Duck Hunting Slang – The Language of a Duck Hunter


Duck Hunting isn’t just something you do; it tends to become a part of who you are. Duck hunters have their own culture and unique language.

I’ll never forget hunting with some buddies, it was my first time hunting with this group, and I was a new hunter. A group of Scaup came in, and the season for them wasn’t open yet (California early season). I pulled my gun up and waited for my friend to give me the call to shoot them, but he never did. I asked him why we didn’t shoot at those ducks, and he said – They’re blueys. I didn’t know what that meant, so I asked him what type of duck that was, and he explained to me that they call Scaup – blueys.

That’s when I realized I had much more to learn than I had thought. The different names for ducks that day didn’t stop, and my eyes had been opened that these guys were speaking a different language – Duck Slang.

The slang between duck hunters can vary between regions and areas you hunt, but there is definitely a common thread that goes through most areas.

Whether you are a new duck hunter just starting out on this addiction we call waterfowl hunting or an experienced duck hunter who uses many of these words regularly (especially during season) – get ready to learn some Duck Hunting Slang.

Types of Ducks & Geese

Duck Hunters have slang terms for many different types of ducks and geese, and it often varies based on your location. Some terms transcend a majority of the duck hunter dialects. Duck Hunting Lingo like:

  • Drake Mallard: Park Duck, Green Bean, Green Head, Greenie.
  • Northern Shoveler: Spoonie, Hollywood, Smiling Mallard, Boot Lip
  • American Wigeon: Cotton Top
  • Northern Pintail: Sprig, Chocolate Top
  • Gadwall: Gray Duck
  • Wood Duck: Woodie
  • Bufflehead: Buffie
  • Common Merganser: Lawn Dart
  • Hooded Merganser: Hoodie
  • Canadian Goose: Honker
  • Snow Goose: Sky Carp
  • Specklebelly (White-fronted) Goose: Speck, Tar Belly
  • Scaup: Bluey, Bluebill
  • Hen Mallard: Suzy
  • American Coot: – Trash Duck
  • Sea Gull: – Portuguese Snow Goose, Steven
See also  Hunting Your Own Land in Georgia: What You Need to Know

It’s truly amazing to think about how we use so many different slang terms to label the different types of waterfowl.

Duck Hunting Lingo

It’s not just the different types of ducks that have nicknames. There are countless made-up names for various elements of duck hunting that you should know about. Check out a small list below:
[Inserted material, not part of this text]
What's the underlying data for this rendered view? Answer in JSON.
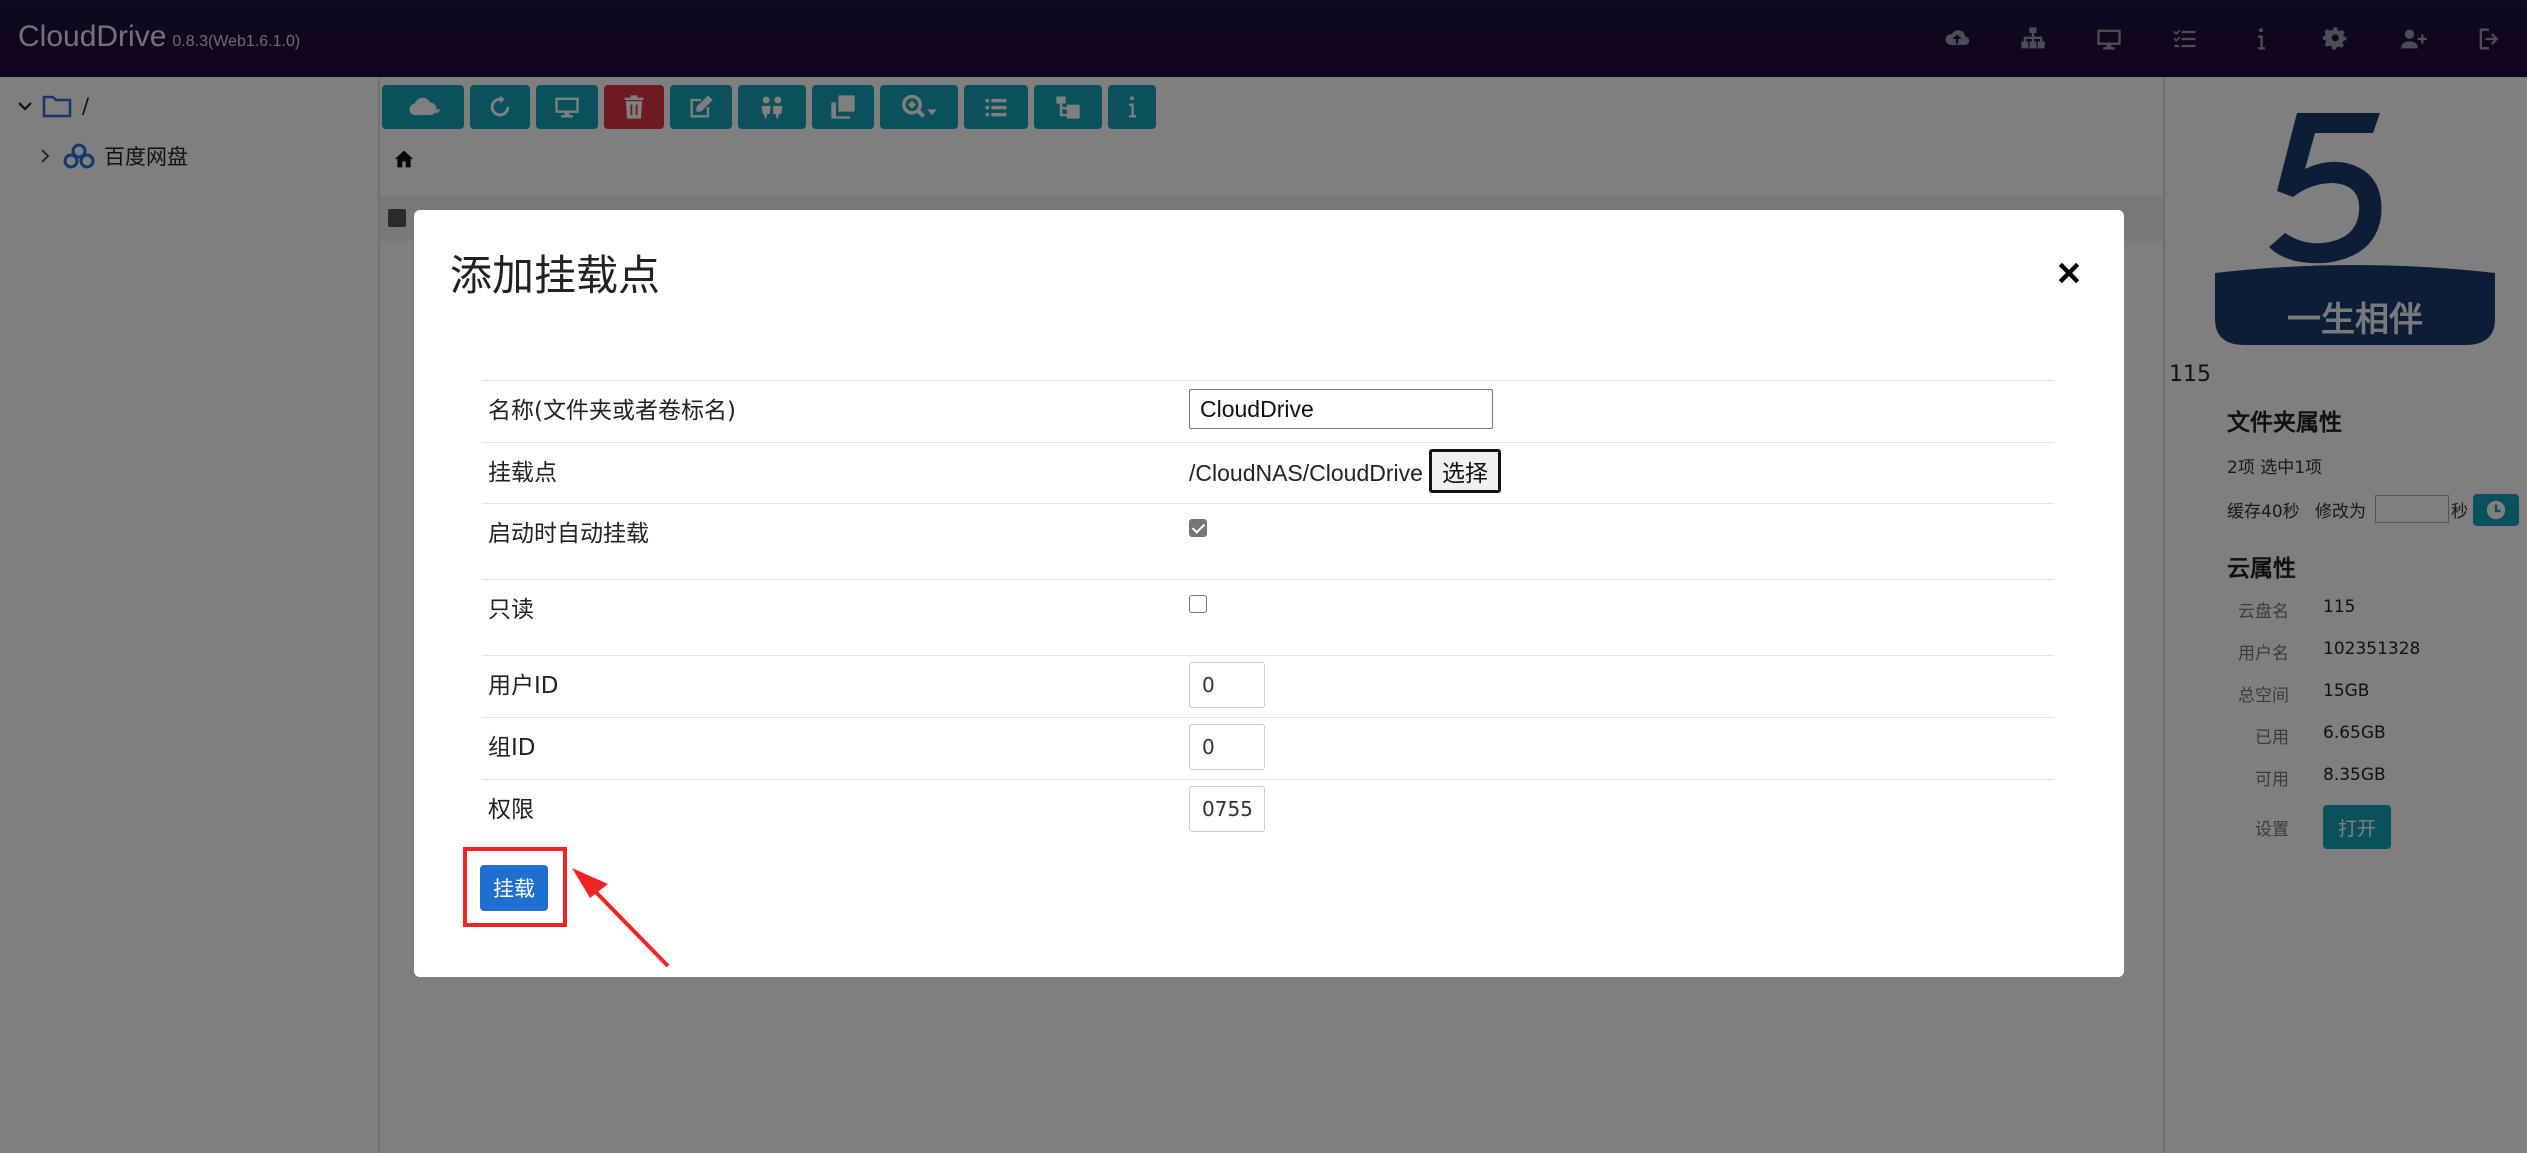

  • Sky Buster: Someone who shoots at ducks that are too high.
  • Honey Hole: The perfect place to hunt ducks. Always successful.
  • Refuge Rat: Someone who hunts a public refuge religiously
  • Pass Shooting: Shooting at ducks as they pass, rather than while they are landing.
  • Cupped up: When ducks lock their wings and begin to lower in elevation.
  • Spot Burner: The guy on the internet or in person who shares someone else’s honey hole.
  • Flock Shooting: Shooting at a flock of ducks instead of focusing on a single duck.
  • Water Swat: Shooting a duck that is on the water.
  • Spinner/Mojo: A Spinning wing decoy.
  • Deek: A decoy
  • Spread: The entirety of a hunter’s decoys as they are set out.
  • The X: Where the birds want to be
  • Cut Em: The saying someone uses to signal other hunters it’s time to shoot
  • Bling: Band

Duck Hunters definitely have their own language, and it even seems like there are different dialects to their lingo. If you have a word or phrase that isn’t on the list – go ahead and share it with us, we’d love to hear it!

Previous article7 of Amazon’s Best Hang On Treestands
Next articleWhat Can You Hunt with a .177 Air Rifle? (Quick Answer!)
Ethan Smith is a seasoned marine veteran, professional blogger, witty and edgy writer, and an avid hunter. He spent a great deal of his childhood years around the Apache-Sitgreaves National Forest in Arizona. Watching active hunters practise their craft initiated him into the world of hunting and rubrics of outdoor life. He also honed his writing skills by sharing his outdoor experiences with fellow schoolmates through their high school’s magazine. Further along the way, the US Marine Corps got wind of his excellent combination of skills and sought to put them into good use by employing him as a combat correspondent. He now shares his income from this prestigious job with his wife and one kid. Read more >>